Report how many lines of these entries hold the string "todos"; reply with the number alone.

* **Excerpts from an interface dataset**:
* * * * * * *

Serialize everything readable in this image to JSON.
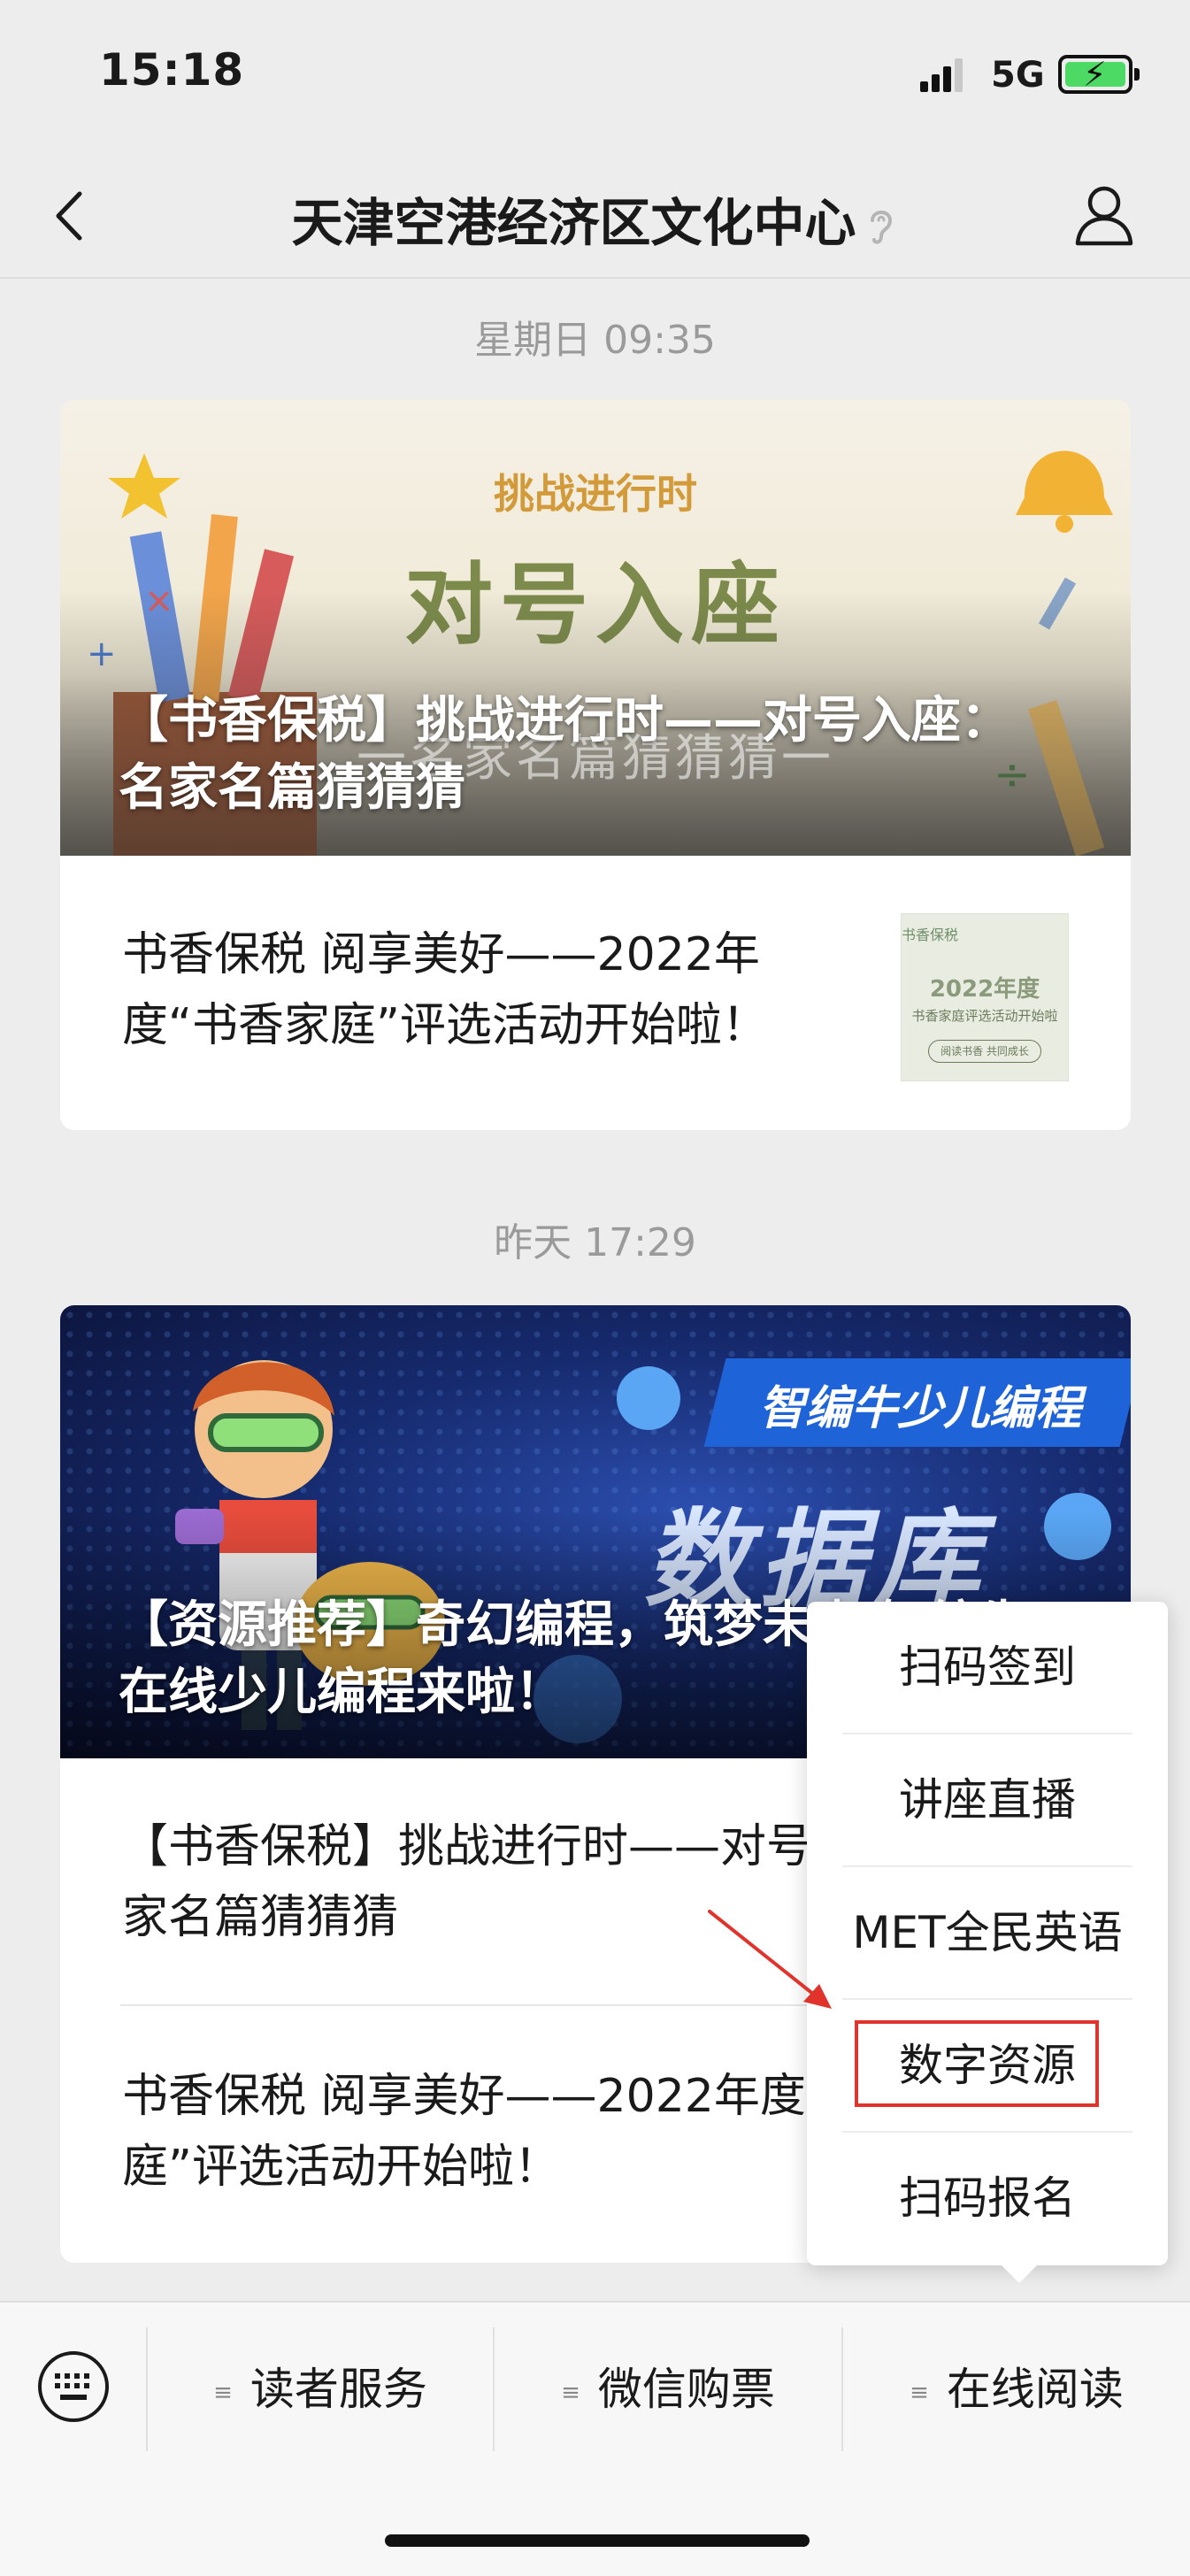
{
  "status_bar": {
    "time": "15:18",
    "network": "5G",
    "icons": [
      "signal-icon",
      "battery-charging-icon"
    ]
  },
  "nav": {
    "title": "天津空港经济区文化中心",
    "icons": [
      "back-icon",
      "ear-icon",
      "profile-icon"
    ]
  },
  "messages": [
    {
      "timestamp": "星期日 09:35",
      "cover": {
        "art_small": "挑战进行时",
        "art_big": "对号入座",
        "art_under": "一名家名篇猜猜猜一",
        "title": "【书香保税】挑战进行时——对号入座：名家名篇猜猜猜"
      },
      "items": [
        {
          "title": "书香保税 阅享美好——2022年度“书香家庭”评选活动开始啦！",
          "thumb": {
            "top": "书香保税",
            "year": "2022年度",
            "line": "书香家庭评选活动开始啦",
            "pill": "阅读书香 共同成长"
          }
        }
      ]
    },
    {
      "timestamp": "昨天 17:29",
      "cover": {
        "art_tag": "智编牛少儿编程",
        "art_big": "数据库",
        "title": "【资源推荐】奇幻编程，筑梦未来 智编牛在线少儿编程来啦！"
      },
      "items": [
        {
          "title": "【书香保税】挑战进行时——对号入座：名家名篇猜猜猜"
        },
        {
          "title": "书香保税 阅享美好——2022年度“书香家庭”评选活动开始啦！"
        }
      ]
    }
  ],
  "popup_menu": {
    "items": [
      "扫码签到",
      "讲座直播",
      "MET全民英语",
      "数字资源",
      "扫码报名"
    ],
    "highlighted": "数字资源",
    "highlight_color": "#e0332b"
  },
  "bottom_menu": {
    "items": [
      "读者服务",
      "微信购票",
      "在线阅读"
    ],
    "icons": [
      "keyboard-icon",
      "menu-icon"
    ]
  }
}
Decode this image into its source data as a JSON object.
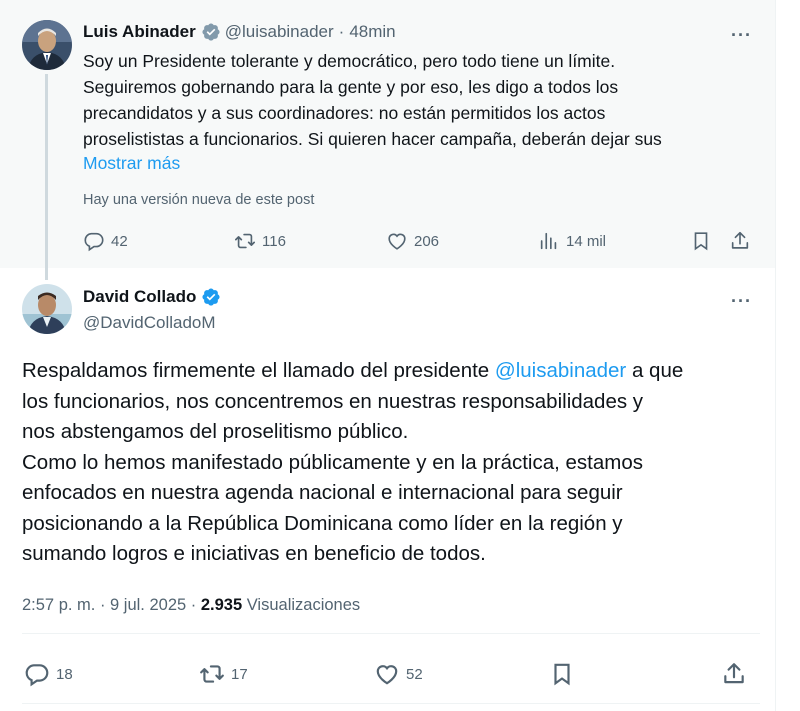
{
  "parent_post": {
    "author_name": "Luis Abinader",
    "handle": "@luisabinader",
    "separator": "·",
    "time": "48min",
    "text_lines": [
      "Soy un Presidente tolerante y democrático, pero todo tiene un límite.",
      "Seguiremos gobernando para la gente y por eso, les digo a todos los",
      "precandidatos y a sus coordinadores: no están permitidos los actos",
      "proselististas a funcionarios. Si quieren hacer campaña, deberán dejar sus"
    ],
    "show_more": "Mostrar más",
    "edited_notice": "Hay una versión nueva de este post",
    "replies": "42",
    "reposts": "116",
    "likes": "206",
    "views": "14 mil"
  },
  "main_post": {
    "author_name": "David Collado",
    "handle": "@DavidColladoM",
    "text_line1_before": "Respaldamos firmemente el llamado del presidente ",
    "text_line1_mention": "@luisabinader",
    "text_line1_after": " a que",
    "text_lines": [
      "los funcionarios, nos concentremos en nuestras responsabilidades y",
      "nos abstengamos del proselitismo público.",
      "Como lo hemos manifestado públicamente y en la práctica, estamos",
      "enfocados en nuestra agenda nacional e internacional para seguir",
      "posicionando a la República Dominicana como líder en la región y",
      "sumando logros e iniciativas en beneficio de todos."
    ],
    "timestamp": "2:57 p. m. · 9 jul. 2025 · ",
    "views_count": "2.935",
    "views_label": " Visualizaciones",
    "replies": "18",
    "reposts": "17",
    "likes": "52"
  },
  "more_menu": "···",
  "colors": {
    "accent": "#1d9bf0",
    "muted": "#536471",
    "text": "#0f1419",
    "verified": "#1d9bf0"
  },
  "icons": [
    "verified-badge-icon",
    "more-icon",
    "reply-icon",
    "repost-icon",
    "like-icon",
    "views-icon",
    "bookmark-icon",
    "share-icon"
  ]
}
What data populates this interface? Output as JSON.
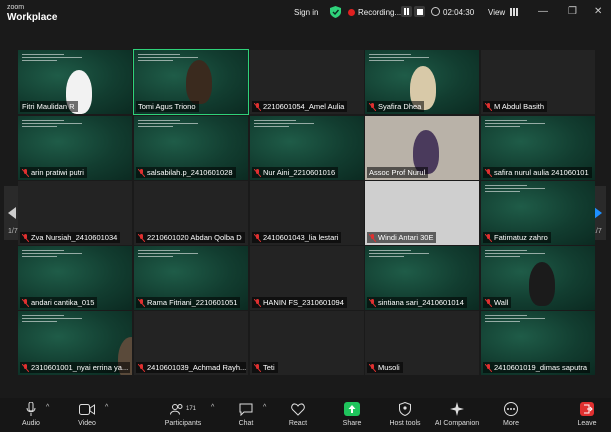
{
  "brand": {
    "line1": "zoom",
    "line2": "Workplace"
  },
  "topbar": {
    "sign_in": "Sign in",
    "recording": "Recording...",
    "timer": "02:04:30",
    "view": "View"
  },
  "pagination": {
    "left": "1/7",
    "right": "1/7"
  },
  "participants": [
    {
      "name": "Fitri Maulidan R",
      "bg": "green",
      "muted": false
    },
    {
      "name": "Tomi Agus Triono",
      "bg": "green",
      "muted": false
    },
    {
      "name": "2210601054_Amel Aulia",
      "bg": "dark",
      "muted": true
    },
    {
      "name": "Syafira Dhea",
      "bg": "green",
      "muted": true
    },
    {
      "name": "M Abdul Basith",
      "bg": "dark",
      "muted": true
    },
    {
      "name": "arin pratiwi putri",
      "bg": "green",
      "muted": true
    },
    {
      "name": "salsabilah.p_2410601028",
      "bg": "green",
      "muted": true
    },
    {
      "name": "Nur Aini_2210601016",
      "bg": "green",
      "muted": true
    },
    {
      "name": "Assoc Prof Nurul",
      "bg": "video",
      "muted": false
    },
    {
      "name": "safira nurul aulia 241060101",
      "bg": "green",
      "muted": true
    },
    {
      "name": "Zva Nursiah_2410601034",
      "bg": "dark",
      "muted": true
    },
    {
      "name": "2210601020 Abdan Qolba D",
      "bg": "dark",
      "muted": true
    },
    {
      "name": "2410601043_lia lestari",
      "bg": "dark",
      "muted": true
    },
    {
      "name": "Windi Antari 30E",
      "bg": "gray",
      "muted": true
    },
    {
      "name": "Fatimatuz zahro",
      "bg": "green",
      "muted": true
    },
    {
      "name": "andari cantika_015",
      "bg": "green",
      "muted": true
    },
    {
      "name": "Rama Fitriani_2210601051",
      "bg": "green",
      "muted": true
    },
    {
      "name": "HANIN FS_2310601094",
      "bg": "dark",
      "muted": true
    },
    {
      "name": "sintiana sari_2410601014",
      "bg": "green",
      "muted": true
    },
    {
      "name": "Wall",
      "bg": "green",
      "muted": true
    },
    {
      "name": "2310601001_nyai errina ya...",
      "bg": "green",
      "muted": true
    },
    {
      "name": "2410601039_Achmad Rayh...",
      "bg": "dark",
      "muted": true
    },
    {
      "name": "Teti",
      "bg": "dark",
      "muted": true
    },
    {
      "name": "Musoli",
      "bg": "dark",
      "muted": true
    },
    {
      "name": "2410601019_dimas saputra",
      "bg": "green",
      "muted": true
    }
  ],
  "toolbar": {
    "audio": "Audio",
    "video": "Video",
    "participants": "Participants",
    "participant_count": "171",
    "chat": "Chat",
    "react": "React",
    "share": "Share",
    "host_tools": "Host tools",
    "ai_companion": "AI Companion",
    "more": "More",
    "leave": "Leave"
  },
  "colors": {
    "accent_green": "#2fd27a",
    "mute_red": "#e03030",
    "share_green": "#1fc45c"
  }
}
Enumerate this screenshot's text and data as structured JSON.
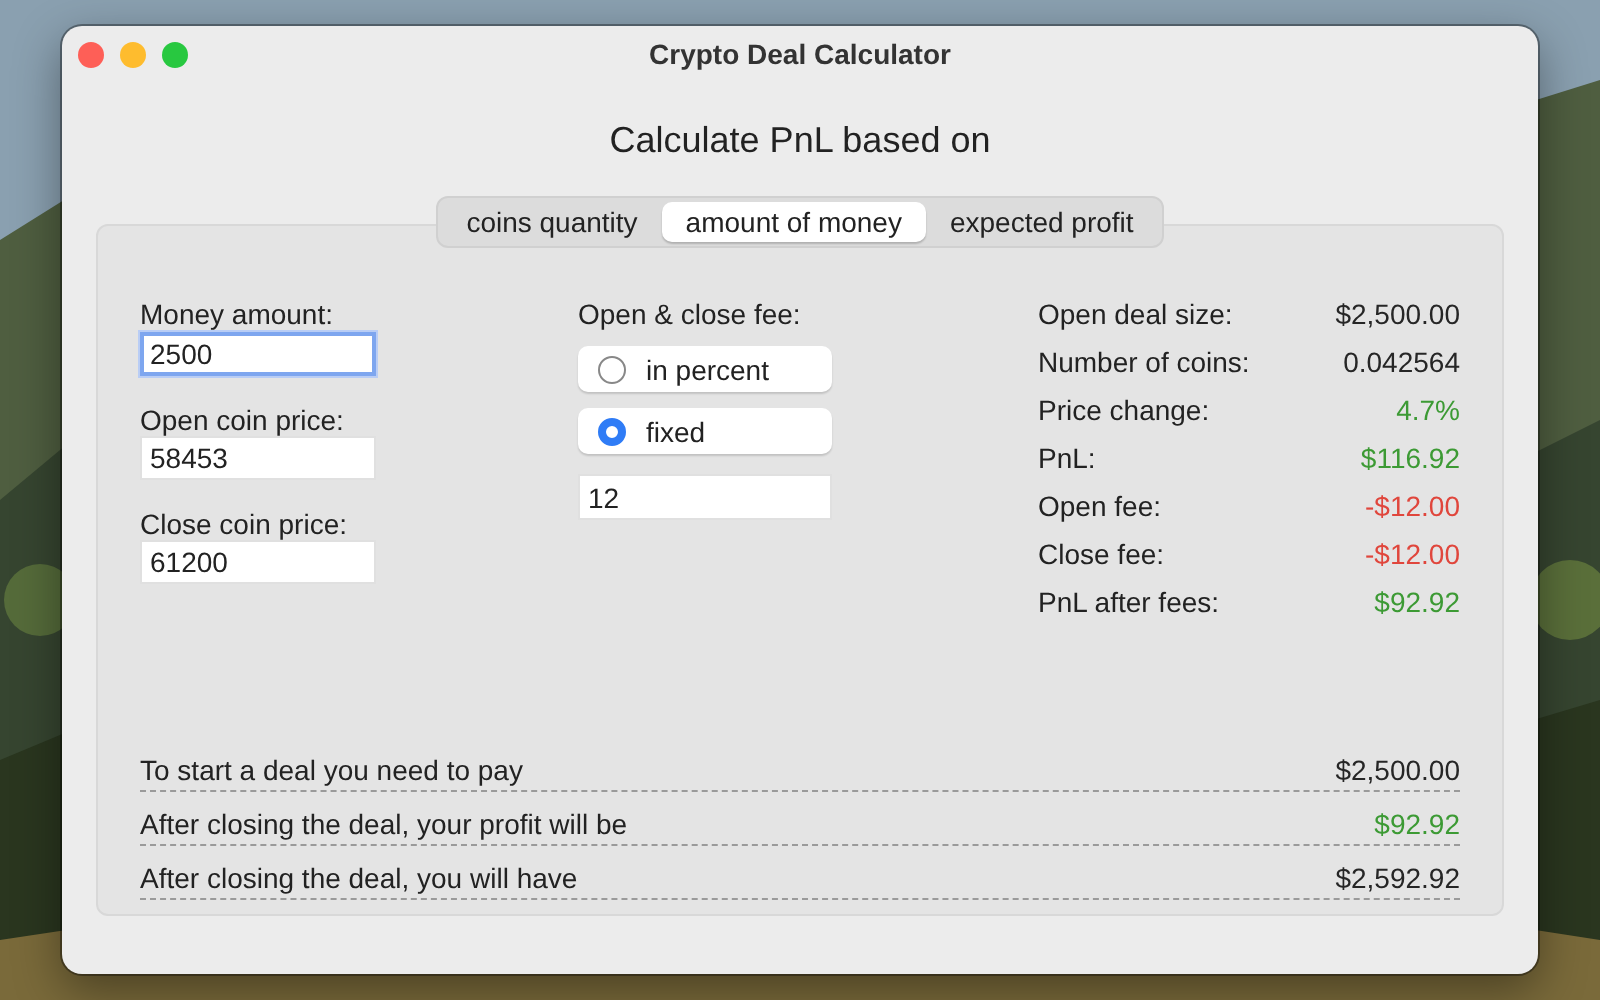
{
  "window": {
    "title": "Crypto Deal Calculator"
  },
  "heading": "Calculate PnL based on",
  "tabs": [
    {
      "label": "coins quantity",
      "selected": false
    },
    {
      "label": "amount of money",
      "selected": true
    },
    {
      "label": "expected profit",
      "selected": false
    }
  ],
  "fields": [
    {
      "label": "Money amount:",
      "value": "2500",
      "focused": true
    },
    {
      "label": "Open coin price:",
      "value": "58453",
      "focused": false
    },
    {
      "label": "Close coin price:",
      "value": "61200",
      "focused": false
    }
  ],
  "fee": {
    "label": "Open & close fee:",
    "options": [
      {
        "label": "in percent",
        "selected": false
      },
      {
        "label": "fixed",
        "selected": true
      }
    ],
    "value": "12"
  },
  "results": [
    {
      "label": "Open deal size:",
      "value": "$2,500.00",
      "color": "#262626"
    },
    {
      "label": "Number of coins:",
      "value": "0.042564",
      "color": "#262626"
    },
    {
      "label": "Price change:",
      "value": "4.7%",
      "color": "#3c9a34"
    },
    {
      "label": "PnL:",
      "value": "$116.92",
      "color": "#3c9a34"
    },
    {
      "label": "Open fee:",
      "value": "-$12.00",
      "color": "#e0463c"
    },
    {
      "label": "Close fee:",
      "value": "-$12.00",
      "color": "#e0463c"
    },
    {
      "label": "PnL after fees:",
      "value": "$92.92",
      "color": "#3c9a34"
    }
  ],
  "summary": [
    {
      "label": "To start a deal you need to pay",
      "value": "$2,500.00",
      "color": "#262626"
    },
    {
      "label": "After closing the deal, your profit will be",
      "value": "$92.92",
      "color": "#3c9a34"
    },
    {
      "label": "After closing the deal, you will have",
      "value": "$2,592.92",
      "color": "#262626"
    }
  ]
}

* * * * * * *

* **PROBLEM SOLUTION**: 2